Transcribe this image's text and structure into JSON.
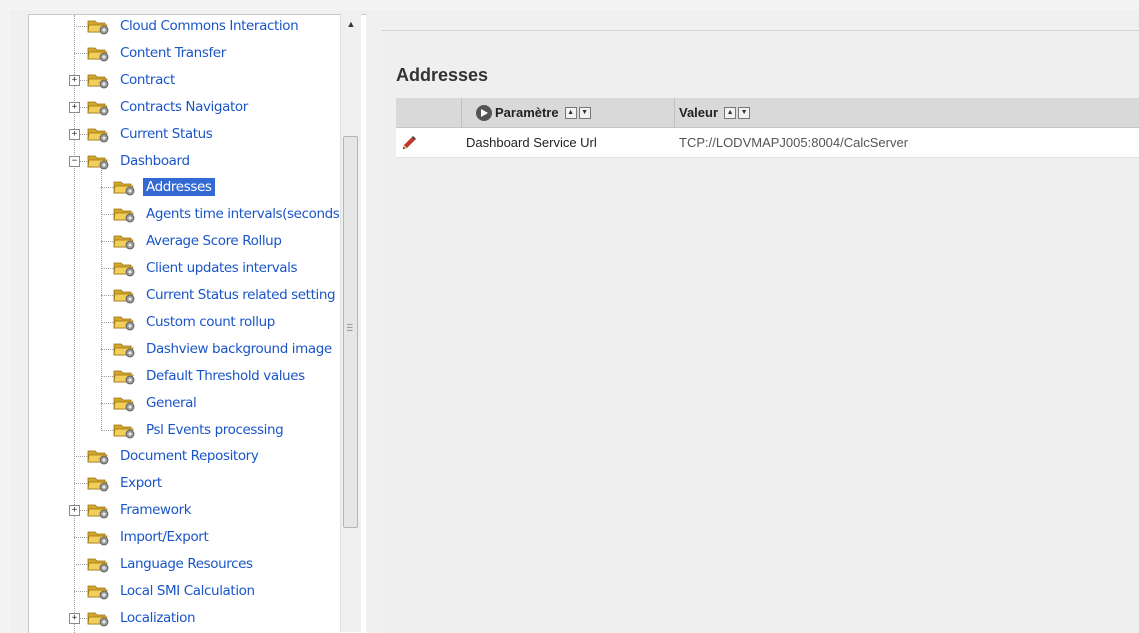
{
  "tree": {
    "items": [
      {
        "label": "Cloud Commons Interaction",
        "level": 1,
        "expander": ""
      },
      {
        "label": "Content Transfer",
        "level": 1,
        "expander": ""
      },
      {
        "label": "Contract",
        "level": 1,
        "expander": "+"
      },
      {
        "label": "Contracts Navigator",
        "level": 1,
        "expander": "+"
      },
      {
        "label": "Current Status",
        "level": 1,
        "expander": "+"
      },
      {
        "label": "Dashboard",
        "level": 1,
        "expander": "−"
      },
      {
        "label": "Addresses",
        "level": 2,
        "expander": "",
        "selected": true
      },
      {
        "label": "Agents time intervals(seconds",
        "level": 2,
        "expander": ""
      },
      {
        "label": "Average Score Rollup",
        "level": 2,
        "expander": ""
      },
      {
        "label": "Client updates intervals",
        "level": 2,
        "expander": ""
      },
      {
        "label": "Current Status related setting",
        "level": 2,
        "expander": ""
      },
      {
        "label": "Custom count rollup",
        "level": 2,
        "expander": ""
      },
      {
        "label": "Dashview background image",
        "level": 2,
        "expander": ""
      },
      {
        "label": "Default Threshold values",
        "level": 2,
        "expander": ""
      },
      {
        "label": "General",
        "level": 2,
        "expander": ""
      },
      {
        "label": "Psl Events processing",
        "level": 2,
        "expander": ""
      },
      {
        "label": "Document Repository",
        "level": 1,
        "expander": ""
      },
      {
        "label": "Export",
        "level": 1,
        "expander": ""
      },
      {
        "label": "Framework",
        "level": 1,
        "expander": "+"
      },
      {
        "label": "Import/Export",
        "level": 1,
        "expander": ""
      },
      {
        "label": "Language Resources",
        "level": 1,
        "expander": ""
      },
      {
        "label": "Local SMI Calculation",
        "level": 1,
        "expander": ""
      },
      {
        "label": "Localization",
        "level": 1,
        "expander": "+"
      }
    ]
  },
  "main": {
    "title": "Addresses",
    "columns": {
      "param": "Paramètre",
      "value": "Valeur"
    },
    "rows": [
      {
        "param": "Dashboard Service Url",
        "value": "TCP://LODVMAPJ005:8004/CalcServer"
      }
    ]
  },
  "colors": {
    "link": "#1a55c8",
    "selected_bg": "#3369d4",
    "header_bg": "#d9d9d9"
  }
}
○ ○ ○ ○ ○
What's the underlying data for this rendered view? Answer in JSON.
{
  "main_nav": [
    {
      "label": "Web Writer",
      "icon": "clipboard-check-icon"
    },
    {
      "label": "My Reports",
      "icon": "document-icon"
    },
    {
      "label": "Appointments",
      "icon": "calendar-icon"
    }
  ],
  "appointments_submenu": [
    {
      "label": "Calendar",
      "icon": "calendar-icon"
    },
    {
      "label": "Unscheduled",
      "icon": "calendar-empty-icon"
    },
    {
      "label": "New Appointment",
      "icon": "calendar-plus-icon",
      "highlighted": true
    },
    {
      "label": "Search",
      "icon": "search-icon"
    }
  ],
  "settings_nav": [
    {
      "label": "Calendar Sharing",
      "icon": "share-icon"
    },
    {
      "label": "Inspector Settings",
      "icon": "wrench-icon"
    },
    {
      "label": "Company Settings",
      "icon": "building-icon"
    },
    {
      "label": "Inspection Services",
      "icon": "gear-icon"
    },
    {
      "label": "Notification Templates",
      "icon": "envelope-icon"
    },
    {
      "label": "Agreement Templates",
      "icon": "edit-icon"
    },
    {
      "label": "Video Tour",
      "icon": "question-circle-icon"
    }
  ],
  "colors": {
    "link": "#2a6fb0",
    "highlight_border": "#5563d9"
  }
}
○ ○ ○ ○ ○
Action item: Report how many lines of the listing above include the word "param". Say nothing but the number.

Your solution: 2